    2. The Brisbane City Council Local Law (Caravan Parks and Relocatable Home Parks) 2000 where caravan means a trailer or motor vehicle designed and/or adapted and/or used for human habitation and includes any annex attached to it.

    Where to from here?The recent THOW decision has

    sent a ripple through the planning community. Brisbane City Council is currently reviewing its approach to the phenomena of Tiny Homes, not just in terms of regulations but also in the broader context of alternative housing options for Brisbane.

    There is still work to be done. We advocate the development of a fi t for purpose regulatory framework, which embraces adaptive housing innovation without compromising safety and amenity. The grounds of appeal we led demonstrated an example of this and established a foundation for further development. We are currently pursuing negotiations with Council to develop a relevant and fl exible framework to regulate THOWs.

    We believe there is real potential for this affordable housing model to play a small, niche role in supplying some of the missing middle and are actively working to facilitate balanced planning and community outcomes.

    While a promising precedent has been established at the Queensland state level in regards to clarifying that the THOW at

    demountable deck (10m2)

    Tiny House on Wheels (18m2)

    primary dwelling



    Site plan


    s: ES

    C Co



  • THE OWNER BUILDER 199 February/March 2017 25

    the centre of the appeal is not a building or a structure and does not require a building permit as a Class 1A habitable structure, the legislative environment is still highly uncertain.

    Individual local councils vary widely in how they regulate the practice of siting and residing in a caravan on residential land. We encourage all prospective Tiny House enthusiasts to carry out their due diligence investigations on a case by case basis to ensure they are fully aware of the planning and statutory requirements which may apply within their local government area.

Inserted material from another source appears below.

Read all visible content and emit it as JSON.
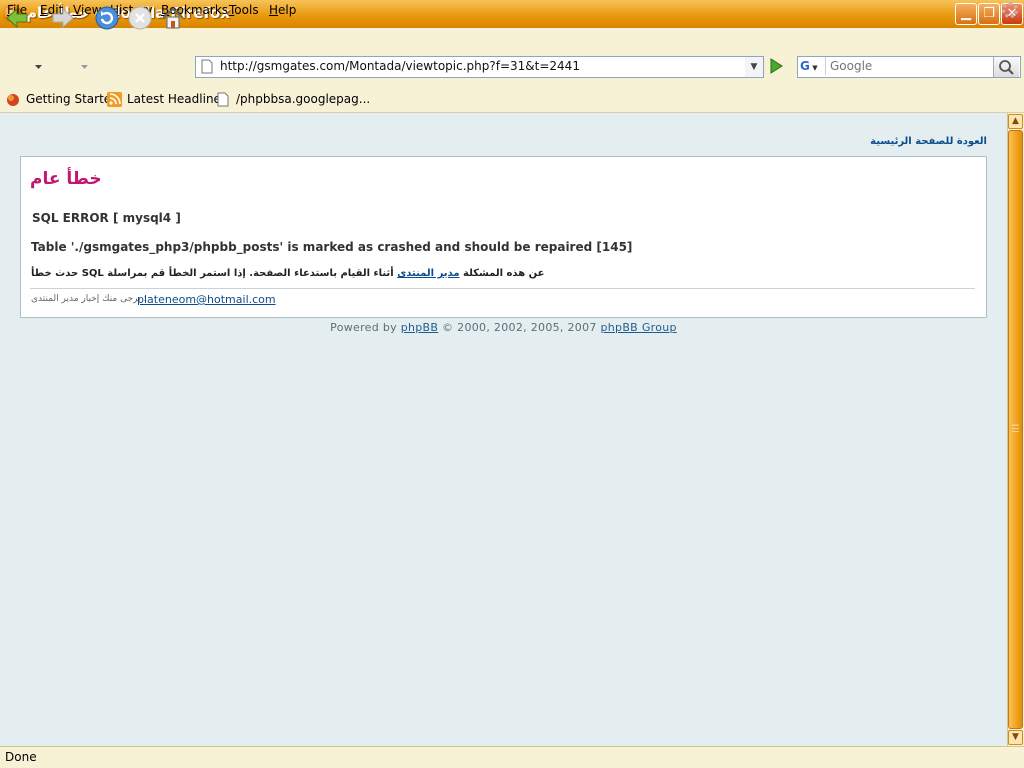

    We would like to acknowledge the following contributors to this great outcome: Lara Nobel, Andrew Carter, Greg Thornton and Julian Warburton of The Tiny House Company; Lara Nobel, Andrew Carter and the landowners for having the courage to test the system with the THOW; the Committee members for conducting a fair and non-confrontational hearing and Brisbane City Council for opening the door to further discussions on how to integrate THOWs into the housing mix.

    Rikki Pieters and Valerie Bares are directors of ESC Consulting, a boutique consultancy providing environmental, sustainability and community services to the property development industry in Queensland.

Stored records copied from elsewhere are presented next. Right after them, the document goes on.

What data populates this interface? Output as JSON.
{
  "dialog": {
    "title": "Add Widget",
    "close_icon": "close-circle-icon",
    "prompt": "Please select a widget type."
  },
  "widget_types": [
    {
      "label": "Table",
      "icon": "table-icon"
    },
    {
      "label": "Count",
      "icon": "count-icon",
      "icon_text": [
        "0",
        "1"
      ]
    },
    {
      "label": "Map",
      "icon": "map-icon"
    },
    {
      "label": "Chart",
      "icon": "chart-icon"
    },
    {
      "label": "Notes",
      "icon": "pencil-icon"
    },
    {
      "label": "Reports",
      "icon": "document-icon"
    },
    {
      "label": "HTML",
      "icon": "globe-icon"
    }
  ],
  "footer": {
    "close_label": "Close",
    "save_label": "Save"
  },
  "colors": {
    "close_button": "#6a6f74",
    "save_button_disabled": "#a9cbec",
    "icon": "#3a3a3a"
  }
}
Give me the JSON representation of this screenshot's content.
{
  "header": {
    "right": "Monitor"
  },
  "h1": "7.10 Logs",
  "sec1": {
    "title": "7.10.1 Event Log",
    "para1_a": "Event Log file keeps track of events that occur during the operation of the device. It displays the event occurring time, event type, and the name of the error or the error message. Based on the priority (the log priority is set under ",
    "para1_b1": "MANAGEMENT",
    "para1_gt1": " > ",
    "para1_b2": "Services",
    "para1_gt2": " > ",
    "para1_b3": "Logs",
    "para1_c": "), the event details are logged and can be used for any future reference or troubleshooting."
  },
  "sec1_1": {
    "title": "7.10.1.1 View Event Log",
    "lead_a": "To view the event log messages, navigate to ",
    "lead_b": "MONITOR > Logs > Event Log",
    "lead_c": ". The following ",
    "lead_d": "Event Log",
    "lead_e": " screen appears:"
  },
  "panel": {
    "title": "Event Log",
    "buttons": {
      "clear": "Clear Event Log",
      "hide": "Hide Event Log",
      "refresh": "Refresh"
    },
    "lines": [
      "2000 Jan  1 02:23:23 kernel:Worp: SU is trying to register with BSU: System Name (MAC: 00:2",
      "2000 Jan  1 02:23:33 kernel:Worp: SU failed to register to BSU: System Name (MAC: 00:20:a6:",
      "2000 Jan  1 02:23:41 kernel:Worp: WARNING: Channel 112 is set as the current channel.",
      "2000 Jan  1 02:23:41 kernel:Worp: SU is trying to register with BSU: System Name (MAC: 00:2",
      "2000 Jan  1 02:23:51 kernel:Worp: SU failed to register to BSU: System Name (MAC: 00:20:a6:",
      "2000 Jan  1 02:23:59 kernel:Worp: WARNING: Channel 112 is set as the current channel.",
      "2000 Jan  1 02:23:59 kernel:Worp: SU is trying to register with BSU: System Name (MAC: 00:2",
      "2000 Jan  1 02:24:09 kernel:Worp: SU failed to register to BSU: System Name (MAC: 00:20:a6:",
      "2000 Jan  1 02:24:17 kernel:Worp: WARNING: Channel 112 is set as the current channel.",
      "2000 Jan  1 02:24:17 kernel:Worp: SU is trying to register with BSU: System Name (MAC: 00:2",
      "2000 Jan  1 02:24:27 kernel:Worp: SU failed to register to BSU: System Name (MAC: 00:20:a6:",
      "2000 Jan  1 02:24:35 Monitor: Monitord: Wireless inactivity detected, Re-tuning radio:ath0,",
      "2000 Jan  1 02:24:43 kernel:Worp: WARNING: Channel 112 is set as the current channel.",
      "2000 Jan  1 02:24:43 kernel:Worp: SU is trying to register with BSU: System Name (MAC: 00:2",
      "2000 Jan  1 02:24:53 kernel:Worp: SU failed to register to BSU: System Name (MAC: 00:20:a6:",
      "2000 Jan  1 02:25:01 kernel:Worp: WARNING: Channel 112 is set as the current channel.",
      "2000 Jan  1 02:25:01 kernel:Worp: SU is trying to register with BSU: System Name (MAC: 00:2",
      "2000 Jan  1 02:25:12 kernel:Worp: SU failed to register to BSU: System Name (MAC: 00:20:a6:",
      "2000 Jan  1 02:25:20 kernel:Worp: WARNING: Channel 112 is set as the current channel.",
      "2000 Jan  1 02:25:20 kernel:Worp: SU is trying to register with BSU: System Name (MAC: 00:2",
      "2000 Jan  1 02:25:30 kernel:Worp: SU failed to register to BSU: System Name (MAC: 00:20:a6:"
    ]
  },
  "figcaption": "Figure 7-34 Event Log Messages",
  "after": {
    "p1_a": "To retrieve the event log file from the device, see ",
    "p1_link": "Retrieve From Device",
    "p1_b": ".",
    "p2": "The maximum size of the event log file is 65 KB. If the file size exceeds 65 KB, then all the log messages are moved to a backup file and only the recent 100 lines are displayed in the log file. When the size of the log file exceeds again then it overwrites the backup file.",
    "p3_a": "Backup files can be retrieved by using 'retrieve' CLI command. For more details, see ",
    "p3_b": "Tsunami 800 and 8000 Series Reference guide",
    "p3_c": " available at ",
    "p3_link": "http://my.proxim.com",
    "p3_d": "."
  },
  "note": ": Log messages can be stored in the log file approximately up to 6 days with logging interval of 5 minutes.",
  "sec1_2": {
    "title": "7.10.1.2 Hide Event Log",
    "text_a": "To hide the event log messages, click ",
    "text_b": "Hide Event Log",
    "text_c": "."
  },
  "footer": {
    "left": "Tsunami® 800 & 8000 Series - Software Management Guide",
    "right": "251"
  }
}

    Andrew Carter and Lara Nobel, owners of THOW, are also founders of The Tiny House Company, along with Greg Thornton.

    ESC ConsultingCommitted to working openly and in cooperation with all project stakeholders to ensure the quickest path to a best-for-project result.

    0435 083 346, 0400 798

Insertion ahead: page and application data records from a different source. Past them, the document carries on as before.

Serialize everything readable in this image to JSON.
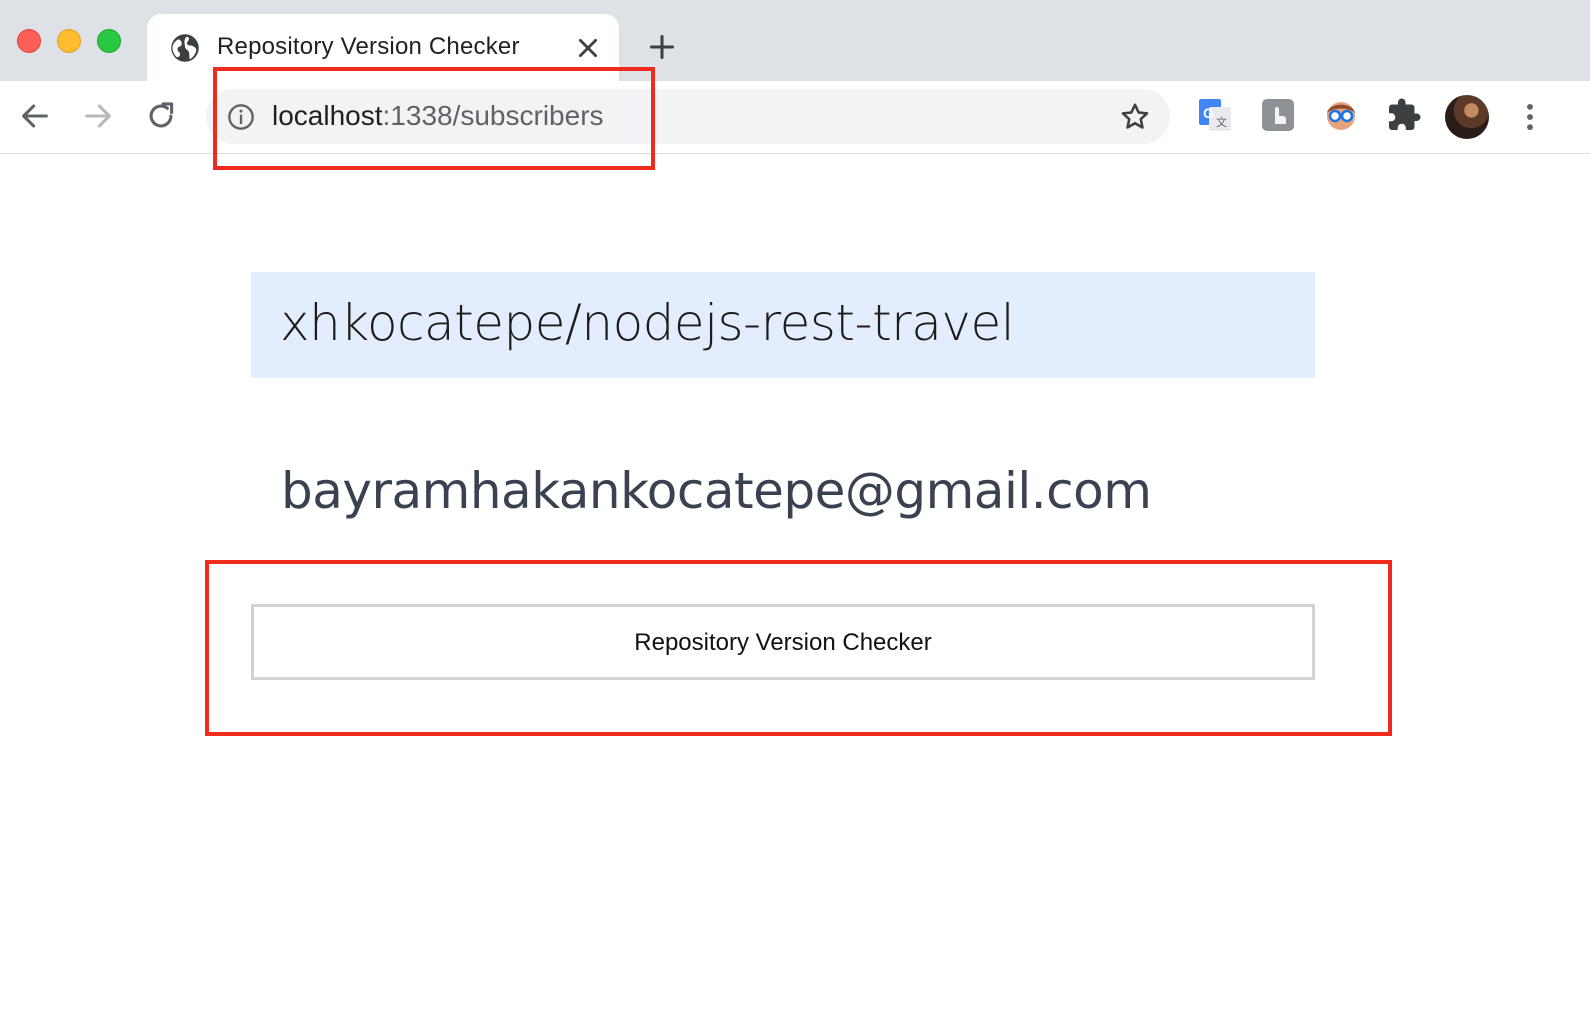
{
  "browser": {
    "tab": {
      "title": "Repository Version Checker",
      "icon": "globe-icon"
    },
    "address_bar": {
      "host": "localhost",
      "path": ":1338/subscribers"
    },
    "extensions": [
      "google-translate-icon",
      "hand-pointer-extension-icon",
      "glasses-face-extension-icon",
      "puzzle-extensions-icon"
    ]
  },
  "page": {
    "repository": "xhkocatepe/nodejs-rest-travel",
    "email": "bayramhakankocatepe@gmail.com",
    "button_label": "Repository Version Checker"
  },
  "colors": {
    "highlight": "#ef2b1f",
    "banner_bg": "#e4edfd"
  }
}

    The Tiny House CompanyHigh-end design and construction of compact, fully functioning, transportable tiny houses at an affordable, fl exible and low-impact scale.

    07 3276

    Supporting documentation was provided to the Committee regarding the composting toilet to assist them with their determination in establishing whether the siting of the THOW on the land was temporary or permanent.

    The composting toilet installed in the THOW is the Nature Loo Classic 750, which consists of the following main parts:

    The pedestal unit installed inside the bathroom;

    The in-service composting chamber installed under the fl oor beneath the pedestal;

    The out-of-service composting chamber (also under the fl oor);

    A vent pipe; and

    An absorption trench.

    This has been installed in the THOW in accordance with the manufacturers instructions, which are compliant with AS/NZS 1546.2 On-site domestic wastewater treatment units Waterless composting toilets.

    When on-site, the composting chamber sits loosely on the ground (no fi xings required) but it is designed to travel inside the THOW. All other components of the system (except the absorption trench) are permanently fi xed to the THOW (not the site) and are also designed to travel with the THOW.